*THE TASK*. "What data populates" appears in one line; retype that line and all lines following it through the end of the records, with nothing left out or added.

[Recorded data]
════

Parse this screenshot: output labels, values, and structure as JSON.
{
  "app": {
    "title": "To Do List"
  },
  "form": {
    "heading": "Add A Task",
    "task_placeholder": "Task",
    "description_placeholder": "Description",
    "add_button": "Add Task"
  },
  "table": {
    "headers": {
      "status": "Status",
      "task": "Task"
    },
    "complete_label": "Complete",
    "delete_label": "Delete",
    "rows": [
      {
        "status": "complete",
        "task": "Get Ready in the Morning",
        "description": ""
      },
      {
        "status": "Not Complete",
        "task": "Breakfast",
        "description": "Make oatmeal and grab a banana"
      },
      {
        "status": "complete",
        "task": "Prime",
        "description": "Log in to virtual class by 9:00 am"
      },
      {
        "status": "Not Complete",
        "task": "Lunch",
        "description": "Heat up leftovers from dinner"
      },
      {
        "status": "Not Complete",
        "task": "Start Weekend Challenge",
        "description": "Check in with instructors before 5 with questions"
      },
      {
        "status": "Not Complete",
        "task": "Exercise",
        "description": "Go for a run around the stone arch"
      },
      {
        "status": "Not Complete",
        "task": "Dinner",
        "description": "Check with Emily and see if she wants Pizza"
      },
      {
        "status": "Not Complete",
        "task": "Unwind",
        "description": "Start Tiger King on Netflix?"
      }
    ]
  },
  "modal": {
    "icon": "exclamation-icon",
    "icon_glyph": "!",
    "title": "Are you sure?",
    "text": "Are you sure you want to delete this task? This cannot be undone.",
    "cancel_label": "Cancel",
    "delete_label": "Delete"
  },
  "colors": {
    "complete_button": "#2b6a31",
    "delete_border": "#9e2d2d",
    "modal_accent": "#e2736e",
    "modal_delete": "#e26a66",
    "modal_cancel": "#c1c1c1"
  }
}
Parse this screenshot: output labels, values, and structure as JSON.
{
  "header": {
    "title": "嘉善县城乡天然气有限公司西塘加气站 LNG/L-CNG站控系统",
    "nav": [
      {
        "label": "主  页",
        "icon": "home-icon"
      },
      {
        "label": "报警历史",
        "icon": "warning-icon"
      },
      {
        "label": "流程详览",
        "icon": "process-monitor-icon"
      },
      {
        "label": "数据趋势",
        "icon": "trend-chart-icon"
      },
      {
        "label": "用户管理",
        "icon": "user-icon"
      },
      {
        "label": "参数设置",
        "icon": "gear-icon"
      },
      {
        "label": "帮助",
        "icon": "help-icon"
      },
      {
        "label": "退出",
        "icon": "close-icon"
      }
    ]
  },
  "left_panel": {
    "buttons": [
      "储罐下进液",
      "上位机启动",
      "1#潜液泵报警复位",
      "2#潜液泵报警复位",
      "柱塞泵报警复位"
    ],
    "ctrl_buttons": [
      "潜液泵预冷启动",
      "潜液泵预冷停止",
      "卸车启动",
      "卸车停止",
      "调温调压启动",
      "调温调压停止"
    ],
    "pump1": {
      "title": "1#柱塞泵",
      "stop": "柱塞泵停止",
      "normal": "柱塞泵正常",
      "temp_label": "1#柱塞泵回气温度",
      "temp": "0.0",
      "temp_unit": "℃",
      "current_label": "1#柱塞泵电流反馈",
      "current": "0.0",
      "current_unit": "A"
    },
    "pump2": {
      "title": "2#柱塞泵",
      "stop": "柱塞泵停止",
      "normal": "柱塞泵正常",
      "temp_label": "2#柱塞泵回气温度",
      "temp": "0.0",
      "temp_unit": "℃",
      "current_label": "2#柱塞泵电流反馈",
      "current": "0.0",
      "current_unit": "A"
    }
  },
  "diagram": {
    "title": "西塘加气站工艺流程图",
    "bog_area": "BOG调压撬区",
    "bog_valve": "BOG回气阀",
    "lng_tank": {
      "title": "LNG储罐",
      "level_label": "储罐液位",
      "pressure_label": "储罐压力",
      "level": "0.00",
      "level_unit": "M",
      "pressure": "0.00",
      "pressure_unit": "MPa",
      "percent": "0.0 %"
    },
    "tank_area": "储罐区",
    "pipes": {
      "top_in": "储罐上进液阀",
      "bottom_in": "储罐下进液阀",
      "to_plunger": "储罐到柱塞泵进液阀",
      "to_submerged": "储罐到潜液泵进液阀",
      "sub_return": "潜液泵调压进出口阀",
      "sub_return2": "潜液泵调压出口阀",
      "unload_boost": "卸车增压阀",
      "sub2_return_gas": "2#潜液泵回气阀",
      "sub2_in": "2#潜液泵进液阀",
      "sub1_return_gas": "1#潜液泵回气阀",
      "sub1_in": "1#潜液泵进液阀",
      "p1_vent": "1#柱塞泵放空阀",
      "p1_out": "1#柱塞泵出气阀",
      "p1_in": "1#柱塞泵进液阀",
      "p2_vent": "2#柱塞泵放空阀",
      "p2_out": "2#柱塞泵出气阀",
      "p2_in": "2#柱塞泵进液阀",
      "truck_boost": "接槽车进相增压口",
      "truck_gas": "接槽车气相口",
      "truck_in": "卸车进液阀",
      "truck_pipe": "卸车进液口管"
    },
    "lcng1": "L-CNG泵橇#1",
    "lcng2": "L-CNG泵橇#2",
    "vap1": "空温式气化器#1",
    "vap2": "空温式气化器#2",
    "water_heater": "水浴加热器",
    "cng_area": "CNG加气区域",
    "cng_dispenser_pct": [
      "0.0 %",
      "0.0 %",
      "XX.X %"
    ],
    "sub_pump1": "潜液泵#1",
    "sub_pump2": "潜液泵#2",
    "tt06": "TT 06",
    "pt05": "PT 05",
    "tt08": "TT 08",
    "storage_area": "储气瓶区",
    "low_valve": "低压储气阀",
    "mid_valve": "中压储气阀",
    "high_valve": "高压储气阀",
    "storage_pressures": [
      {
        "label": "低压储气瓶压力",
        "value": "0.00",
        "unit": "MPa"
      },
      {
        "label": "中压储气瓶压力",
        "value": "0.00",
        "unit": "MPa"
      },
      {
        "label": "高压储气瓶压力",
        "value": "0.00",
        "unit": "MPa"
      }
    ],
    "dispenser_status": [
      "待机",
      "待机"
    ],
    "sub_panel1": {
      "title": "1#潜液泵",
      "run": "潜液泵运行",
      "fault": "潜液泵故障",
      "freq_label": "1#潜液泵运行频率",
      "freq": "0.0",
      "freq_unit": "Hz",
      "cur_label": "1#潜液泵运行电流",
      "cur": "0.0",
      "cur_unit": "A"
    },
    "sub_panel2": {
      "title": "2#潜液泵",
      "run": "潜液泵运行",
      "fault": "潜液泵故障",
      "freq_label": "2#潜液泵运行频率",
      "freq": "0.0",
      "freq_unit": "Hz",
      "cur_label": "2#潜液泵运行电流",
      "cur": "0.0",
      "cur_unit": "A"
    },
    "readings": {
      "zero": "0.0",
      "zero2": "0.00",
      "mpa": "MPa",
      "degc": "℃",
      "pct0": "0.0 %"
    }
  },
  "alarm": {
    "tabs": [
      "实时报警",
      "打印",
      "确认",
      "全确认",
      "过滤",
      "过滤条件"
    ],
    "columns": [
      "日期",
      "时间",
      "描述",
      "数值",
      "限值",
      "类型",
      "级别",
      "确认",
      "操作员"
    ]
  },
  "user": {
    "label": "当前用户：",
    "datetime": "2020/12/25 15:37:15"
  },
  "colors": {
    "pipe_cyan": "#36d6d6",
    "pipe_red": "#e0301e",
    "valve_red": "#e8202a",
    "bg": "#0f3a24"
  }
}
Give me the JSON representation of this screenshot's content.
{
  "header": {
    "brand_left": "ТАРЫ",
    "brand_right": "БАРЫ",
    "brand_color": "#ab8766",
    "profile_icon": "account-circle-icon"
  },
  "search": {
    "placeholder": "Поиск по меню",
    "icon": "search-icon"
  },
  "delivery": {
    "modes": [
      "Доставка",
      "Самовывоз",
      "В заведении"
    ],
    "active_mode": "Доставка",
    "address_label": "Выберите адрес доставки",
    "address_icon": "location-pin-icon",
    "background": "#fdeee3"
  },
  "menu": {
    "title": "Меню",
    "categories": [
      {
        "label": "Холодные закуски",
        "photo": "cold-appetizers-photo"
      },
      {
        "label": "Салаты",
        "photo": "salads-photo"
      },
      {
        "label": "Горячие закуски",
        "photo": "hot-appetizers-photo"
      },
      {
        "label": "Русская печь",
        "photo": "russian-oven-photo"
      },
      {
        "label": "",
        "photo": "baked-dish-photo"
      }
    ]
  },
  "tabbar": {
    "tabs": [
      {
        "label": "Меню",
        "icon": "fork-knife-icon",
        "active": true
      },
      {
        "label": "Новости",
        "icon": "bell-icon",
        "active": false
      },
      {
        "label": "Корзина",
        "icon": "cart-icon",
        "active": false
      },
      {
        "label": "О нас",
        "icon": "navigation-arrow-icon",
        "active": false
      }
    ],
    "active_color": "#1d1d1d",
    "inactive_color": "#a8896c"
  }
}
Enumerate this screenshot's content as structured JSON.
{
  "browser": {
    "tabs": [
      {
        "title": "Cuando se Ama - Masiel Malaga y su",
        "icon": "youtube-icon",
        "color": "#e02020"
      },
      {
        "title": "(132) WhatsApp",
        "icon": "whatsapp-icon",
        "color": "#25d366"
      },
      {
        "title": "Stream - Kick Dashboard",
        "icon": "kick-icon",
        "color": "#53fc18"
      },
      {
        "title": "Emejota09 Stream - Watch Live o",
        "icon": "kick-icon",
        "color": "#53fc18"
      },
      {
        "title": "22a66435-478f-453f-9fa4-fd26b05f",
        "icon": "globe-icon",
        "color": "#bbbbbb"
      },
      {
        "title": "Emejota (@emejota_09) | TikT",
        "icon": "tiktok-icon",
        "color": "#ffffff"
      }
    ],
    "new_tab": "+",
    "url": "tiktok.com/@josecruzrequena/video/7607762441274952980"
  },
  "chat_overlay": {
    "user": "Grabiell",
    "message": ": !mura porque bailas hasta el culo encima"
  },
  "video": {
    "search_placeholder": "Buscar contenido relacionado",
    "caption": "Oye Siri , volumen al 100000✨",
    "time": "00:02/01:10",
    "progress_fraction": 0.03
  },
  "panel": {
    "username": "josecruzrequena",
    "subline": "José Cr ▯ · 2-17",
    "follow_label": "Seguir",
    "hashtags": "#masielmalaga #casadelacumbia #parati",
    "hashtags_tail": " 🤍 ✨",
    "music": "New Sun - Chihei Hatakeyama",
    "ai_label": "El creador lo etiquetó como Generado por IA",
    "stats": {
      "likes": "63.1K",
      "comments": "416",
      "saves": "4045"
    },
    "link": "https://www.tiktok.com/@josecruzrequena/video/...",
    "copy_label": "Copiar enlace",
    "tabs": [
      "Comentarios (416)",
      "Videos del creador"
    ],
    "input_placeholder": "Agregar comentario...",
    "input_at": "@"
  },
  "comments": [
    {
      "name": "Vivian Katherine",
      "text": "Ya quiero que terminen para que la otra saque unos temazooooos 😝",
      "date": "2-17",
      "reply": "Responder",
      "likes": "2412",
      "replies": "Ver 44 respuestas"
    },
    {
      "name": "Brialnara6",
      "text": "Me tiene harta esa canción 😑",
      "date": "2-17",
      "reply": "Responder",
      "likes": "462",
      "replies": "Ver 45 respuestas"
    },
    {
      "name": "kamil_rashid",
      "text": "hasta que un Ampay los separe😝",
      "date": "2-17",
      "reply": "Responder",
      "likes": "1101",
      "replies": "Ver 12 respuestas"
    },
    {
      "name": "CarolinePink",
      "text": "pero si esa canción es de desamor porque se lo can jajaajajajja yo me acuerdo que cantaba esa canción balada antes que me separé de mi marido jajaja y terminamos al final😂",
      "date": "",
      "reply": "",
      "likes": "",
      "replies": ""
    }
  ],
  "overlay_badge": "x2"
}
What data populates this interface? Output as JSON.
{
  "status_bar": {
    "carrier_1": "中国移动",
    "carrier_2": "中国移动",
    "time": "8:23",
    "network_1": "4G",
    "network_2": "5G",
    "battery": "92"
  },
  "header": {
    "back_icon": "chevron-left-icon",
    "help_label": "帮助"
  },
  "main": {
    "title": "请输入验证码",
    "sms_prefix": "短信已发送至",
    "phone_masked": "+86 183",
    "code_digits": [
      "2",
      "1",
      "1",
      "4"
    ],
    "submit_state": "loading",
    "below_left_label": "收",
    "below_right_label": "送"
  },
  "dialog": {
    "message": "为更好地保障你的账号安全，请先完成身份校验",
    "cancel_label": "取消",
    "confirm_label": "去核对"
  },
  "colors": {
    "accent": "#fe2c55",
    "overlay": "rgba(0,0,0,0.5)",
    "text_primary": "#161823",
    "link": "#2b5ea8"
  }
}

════

*ANSWER TO THIS TASK*.
What data populates this interface? Output as JSON.
{
  "status_bar": {
    "carrier_1": "中国移动",
    "carrier_2": "中国移动",
    "time": "8:23",
    "network_1": "4G",
    "network_2": "5G",
    "battery": "92"
  },
  "header": {
    "back_icon": "chevron-left-icon",
    "help_label": "帮助"
  },
  "main": {
    "title": "请输入验证码",
    "sms_prefix": "短信已发送至",
    "phone_masked": "+86 183",
    "code_digits": [
      "2",
      "1",
      "1",
      "4"
    ],
    "submit_state": "loading",
    "below_left_label": "收",
    "below_right_label": "送"
  },
  "dialog": {
    "message": "为更好地保障你的账号安全，请先完成身份校验",
    "cancel_label": "取消",
    "confirm_label": "去核对"
  },
  "colors": {
    "accent": "#fe2c55",
    "overlay": "rgba(0,0,0,0.5)",
    "text_primary": "#161823",
    "link": "#2b5ea8"
  }
}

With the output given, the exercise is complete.